(Interface dataset entries)

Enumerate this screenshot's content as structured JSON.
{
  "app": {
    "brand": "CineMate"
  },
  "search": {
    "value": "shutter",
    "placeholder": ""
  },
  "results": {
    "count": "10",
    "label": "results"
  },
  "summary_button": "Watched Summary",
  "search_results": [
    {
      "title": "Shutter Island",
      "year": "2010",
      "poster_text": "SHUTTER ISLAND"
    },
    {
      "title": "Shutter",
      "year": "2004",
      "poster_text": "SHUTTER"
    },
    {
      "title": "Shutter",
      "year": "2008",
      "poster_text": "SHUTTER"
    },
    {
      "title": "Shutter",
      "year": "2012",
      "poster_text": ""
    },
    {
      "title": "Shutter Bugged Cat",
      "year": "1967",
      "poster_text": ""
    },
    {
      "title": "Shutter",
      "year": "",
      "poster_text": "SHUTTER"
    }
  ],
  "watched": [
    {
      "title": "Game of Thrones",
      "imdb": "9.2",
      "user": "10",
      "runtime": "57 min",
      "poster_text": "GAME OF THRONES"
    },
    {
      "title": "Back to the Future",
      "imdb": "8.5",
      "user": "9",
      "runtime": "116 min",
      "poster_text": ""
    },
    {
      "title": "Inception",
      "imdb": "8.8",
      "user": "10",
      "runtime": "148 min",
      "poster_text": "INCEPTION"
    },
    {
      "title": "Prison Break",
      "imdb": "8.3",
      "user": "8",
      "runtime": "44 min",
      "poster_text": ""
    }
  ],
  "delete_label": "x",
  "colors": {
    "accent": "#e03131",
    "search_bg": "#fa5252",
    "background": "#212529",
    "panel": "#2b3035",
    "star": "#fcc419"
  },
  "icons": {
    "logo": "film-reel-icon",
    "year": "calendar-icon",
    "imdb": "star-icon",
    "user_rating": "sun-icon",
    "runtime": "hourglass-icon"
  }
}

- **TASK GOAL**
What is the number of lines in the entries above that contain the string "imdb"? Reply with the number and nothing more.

- **RESULT BELOW**
5